▶ **Task brief**
Report each line below that carries the word "voto".

▶ **Exercise data**
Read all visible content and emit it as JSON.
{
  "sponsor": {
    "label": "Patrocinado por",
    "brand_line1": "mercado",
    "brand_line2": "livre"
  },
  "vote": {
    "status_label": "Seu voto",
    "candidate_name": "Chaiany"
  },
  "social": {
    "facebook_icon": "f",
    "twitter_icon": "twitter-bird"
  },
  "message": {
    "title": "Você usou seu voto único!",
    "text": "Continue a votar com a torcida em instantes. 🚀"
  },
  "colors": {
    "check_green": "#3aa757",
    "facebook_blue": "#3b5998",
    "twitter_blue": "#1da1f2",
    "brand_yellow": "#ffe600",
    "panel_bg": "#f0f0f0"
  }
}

▶ **Exercise result**
    "status_label": "Seu voto",
    "title": "Você usou seu voto único!",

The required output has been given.